- [DIRECTIONS]: For the records below, tally the lines that include the word "kind" and give only the tally.

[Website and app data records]

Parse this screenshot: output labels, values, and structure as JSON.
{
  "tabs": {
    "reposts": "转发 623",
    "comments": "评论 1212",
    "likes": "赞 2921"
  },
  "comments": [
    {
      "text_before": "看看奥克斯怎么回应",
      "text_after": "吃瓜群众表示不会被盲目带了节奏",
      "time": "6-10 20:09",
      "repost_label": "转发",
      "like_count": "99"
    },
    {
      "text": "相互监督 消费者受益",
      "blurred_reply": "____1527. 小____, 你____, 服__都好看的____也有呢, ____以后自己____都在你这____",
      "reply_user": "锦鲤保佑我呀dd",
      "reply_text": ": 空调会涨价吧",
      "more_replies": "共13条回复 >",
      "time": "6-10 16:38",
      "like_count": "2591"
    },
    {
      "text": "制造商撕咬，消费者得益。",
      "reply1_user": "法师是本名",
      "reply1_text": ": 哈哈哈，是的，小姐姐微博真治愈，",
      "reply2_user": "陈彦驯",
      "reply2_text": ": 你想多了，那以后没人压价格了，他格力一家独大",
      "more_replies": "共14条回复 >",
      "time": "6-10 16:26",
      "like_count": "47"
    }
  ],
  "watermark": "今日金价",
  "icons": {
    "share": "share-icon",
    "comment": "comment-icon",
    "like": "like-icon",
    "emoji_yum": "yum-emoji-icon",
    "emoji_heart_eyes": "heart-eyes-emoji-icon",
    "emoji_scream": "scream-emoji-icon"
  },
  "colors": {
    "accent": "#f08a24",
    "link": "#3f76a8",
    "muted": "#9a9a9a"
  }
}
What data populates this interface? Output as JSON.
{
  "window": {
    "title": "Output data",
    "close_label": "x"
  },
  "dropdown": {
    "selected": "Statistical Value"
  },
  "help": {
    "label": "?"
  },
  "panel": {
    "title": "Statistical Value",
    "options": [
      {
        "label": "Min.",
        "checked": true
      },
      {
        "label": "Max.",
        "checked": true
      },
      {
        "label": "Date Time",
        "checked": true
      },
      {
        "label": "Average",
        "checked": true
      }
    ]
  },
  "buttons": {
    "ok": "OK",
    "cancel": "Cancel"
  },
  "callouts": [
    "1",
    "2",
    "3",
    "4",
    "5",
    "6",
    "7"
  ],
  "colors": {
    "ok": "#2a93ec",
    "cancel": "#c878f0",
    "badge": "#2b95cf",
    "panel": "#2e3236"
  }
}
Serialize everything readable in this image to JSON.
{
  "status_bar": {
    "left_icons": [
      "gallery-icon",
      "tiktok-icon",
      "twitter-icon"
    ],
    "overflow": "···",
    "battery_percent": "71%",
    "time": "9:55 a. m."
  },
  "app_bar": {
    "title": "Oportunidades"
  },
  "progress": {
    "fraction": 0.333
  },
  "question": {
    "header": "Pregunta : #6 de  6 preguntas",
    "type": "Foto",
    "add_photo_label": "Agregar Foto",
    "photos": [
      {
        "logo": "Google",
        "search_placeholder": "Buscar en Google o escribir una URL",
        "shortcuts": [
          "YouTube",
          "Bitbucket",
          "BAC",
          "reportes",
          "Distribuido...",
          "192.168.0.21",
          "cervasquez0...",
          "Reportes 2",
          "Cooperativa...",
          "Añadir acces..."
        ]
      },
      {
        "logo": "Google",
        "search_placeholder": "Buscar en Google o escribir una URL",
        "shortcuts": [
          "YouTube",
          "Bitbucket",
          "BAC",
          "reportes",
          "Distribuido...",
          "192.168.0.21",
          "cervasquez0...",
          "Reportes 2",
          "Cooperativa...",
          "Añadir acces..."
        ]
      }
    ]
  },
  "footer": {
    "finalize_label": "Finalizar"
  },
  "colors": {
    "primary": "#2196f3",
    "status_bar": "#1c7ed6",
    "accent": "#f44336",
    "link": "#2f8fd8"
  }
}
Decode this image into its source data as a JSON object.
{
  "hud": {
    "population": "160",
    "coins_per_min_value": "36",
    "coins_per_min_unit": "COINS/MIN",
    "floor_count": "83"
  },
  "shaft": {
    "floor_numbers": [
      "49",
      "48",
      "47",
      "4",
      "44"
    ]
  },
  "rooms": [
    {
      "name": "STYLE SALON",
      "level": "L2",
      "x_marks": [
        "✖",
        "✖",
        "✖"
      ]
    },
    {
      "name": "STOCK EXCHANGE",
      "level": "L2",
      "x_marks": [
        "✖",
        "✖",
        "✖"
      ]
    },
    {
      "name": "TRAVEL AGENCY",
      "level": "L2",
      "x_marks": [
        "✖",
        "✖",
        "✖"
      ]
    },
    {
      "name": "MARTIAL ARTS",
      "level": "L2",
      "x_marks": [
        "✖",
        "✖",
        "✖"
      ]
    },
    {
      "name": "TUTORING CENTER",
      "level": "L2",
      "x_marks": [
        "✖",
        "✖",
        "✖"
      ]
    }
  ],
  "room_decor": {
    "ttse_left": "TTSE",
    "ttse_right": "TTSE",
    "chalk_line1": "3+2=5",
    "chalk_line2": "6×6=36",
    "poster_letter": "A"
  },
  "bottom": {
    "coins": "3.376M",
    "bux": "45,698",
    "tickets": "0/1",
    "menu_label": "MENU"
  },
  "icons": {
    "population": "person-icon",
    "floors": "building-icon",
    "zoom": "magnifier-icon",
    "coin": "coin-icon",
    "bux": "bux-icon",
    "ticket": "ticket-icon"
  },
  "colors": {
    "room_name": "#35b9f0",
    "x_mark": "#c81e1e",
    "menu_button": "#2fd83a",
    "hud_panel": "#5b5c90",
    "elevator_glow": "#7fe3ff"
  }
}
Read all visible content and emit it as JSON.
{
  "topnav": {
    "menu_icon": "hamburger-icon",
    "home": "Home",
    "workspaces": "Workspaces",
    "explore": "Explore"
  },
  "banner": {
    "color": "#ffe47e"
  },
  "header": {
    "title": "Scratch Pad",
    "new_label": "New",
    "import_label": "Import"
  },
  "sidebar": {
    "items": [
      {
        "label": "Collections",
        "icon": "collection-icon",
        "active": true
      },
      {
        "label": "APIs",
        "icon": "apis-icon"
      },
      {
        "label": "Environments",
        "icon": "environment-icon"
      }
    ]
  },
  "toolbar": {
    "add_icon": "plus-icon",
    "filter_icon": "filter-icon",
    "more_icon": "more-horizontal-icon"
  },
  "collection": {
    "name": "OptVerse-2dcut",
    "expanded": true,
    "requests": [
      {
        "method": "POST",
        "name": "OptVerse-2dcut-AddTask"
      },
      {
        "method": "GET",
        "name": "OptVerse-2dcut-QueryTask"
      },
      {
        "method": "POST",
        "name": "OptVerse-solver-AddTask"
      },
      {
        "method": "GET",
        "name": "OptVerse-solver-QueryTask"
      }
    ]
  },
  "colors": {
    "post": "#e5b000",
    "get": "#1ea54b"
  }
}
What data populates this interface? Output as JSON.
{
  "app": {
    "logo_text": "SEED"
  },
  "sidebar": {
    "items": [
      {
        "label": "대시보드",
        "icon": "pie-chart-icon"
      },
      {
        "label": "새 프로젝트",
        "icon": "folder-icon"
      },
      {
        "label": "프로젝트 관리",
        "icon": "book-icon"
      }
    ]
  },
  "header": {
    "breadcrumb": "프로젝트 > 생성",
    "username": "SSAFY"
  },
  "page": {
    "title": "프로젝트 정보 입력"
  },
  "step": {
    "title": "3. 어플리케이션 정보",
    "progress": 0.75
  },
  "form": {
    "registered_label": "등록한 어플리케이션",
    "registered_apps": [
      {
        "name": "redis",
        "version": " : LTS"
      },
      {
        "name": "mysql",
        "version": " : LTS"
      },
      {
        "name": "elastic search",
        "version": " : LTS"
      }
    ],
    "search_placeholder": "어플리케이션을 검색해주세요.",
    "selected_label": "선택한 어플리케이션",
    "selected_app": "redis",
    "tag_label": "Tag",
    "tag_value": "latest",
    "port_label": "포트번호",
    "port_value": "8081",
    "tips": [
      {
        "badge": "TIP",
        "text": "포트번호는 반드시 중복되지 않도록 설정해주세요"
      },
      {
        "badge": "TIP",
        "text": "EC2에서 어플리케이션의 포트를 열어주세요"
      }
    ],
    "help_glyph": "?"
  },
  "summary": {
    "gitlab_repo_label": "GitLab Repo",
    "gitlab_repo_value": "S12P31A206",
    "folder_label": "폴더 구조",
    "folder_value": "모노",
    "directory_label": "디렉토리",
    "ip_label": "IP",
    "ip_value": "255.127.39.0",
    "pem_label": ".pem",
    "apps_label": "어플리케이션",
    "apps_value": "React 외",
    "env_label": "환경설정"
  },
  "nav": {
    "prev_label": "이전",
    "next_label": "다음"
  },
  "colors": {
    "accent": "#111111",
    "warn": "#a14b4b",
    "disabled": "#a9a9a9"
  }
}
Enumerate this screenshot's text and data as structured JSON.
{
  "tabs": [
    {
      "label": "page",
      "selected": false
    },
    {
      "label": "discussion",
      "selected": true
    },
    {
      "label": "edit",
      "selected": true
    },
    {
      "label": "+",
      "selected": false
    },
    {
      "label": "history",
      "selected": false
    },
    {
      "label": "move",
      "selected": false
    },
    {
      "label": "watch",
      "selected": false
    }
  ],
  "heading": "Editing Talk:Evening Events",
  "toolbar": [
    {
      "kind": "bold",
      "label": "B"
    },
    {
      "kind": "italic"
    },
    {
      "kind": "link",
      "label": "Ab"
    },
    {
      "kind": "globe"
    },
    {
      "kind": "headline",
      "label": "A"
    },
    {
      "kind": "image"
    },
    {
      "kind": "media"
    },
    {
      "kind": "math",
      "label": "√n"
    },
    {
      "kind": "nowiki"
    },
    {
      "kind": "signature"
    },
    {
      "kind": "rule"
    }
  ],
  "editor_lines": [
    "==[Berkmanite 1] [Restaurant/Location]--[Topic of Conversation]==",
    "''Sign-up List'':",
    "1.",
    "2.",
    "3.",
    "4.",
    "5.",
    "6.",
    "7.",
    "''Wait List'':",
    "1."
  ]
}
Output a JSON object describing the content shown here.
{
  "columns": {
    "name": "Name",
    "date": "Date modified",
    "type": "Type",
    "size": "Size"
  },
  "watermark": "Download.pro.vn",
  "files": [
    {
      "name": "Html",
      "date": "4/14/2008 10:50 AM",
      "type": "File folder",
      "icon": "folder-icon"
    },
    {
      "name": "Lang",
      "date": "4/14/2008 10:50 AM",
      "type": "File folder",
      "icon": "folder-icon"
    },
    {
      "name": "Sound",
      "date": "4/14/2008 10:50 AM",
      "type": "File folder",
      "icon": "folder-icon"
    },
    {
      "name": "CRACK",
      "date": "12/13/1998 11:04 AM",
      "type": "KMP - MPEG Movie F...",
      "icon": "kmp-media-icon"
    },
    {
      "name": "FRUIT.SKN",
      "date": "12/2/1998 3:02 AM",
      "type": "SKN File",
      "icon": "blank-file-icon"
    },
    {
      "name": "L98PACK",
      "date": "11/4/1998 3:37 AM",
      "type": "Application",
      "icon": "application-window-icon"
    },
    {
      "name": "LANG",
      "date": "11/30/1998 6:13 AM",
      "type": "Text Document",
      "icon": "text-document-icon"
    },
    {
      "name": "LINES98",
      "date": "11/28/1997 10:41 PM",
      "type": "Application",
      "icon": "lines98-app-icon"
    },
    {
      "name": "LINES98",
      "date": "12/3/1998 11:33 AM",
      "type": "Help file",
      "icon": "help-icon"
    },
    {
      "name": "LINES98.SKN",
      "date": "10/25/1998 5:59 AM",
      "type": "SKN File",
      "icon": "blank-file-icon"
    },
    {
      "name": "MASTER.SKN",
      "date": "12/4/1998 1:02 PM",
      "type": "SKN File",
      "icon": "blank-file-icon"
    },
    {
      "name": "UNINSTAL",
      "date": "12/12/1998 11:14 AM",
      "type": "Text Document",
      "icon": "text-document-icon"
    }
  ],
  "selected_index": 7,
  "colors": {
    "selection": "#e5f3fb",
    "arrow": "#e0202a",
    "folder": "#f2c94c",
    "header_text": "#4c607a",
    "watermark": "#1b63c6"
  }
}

- [EXPECTED ANSWER]: 11